- [Saved data entries]:
====
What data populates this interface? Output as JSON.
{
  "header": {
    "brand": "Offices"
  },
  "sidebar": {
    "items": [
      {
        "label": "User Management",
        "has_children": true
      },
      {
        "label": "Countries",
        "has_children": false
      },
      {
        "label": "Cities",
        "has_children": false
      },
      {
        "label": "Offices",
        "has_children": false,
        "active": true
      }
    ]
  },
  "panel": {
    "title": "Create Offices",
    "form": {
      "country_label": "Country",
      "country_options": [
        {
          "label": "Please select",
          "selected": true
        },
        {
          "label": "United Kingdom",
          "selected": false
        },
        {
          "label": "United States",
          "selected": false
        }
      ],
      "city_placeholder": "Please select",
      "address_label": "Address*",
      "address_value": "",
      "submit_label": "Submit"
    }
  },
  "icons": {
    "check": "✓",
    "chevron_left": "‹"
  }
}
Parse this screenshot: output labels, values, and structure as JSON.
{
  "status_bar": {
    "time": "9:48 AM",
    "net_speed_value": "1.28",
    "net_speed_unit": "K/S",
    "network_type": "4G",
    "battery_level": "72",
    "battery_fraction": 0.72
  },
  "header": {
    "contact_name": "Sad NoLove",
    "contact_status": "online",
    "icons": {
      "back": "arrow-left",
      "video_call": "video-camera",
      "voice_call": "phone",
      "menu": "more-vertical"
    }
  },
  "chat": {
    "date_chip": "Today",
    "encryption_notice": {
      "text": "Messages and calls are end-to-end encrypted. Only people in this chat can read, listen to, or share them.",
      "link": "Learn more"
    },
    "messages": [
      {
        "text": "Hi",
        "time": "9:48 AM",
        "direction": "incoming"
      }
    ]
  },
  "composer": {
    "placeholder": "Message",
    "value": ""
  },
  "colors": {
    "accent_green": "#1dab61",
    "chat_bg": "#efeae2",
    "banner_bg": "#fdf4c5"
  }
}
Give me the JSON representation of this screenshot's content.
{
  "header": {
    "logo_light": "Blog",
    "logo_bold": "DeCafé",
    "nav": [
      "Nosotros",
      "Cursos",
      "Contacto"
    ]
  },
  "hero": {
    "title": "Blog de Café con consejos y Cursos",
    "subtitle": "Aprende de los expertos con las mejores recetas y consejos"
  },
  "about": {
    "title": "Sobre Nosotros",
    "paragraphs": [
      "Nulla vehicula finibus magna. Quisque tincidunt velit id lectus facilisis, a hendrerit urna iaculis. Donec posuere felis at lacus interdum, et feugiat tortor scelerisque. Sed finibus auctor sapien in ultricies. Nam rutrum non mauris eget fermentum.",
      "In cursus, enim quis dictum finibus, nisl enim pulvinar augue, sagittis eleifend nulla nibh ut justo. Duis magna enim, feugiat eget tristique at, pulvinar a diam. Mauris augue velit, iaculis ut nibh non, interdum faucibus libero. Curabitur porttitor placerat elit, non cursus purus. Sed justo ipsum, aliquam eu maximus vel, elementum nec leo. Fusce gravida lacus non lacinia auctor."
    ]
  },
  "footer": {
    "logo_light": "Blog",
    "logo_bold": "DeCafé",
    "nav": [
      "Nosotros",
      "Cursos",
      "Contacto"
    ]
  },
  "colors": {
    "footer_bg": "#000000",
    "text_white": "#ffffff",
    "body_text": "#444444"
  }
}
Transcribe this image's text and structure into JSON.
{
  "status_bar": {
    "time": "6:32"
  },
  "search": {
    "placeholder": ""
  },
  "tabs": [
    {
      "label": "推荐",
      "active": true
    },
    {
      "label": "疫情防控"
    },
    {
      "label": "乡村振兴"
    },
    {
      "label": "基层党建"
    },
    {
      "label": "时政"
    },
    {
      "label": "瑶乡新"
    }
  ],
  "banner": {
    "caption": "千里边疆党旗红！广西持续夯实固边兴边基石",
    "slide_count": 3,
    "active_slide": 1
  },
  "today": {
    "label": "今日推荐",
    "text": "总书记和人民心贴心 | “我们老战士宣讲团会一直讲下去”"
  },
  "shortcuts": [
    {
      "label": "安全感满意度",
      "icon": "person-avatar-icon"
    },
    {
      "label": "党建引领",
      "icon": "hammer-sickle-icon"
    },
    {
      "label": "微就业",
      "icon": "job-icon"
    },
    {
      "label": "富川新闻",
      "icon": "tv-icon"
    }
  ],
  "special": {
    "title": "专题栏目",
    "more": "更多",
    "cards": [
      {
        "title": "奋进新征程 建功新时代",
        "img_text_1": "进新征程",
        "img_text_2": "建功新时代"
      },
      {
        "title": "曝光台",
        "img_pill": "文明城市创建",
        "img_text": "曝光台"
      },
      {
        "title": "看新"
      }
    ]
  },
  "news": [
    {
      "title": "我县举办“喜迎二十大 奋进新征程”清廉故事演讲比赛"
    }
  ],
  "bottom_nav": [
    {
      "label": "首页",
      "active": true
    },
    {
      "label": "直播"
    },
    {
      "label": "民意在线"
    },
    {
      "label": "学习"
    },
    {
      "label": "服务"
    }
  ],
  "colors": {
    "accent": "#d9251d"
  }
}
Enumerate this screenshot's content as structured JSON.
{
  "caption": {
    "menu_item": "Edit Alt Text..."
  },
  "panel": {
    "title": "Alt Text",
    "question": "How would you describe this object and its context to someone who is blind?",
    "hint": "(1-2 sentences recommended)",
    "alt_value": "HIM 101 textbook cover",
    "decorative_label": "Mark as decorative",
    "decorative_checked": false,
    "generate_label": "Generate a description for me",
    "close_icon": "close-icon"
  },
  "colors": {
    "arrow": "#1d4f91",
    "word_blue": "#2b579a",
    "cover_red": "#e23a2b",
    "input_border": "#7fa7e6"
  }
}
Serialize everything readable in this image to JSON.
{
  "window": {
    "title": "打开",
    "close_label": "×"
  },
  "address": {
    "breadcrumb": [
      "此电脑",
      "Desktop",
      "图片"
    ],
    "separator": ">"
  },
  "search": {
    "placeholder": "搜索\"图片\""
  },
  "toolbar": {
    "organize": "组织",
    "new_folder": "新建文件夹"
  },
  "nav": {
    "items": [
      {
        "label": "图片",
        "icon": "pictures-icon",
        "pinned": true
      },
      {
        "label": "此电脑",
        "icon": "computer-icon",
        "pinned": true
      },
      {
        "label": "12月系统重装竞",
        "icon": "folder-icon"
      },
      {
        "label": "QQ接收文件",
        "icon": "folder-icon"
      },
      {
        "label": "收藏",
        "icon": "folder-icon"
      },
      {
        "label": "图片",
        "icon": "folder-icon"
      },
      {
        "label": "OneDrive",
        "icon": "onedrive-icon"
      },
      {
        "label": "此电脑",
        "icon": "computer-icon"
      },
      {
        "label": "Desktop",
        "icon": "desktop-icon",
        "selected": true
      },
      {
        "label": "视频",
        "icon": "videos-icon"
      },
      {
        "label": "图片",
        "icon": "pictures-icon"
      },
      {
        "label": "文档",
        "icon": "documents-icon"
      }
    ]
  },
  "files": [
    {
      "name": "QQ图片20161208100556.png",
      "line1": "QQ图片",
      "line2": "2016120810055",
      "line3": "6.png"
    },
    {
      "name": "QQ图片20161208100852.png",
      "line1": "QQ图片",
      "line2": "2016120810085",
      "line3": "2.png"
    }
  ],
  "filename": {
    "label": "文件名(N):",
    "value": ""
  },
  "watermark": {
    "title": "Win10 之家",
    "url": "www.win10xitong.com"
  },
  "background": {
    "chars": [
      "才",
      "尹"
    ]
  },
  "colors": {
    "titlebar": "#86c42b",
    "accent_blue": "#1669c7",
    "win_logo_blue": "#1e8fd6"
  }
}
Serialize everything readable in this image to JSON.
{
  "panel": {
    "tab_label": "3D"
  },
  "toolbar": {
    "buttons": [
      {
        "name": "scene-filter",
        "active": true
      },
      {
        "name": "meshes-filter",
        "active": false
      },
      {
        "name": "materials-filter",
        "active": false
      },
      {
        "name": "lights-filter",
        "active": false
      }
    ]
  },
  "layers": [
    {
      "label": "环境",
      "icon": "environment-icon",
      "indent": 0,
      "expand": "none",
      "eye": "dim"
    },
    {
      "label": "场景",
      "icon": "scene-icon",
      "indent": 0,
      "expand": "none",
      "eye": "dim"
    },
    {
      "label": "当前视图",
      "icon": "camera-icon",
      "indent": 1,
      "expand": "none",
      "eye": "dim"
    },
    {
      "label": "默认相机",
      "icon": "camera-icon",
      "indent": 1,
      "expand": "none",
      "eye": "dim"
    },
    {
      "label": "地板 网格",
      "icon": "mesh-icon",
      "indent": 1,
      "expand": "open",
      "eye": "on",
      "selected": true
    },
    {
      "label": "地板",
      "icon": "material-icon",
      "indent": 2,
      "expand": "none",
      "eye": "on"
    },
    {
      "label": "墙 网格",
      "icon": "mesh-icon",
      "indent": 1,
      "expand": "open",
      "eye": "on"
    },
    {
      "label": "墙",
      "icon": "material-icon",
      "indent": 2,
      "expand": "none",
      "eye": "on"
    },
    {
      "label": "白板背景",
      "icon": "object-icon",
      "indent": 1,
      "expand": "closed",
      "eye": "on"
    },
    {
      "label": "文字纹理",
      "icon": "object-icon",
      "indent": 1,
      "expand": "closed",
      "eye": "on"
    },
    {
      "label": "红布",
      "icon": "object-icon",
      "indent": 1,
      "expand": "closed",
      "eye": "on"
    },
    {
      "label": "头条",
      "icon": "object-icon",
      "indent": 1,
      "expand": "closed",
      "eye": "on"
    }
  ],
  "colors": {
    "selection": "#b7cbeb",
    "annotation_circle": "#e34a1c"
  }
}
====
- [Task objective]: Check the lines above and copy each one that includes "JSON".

- [Result for this task]:
What data populates this interface? Output as JSON.
Parse this screenshot: output labels, values, and structure as JSON.
Give me the JSON representation of this screenshot's content.
Transcribe this image's text and structure into JSON.
Enumerate this screenshot's content as structured JSON.
Serialize everything readable in this image to JSON.
Serialize everything readable in this image to JSON.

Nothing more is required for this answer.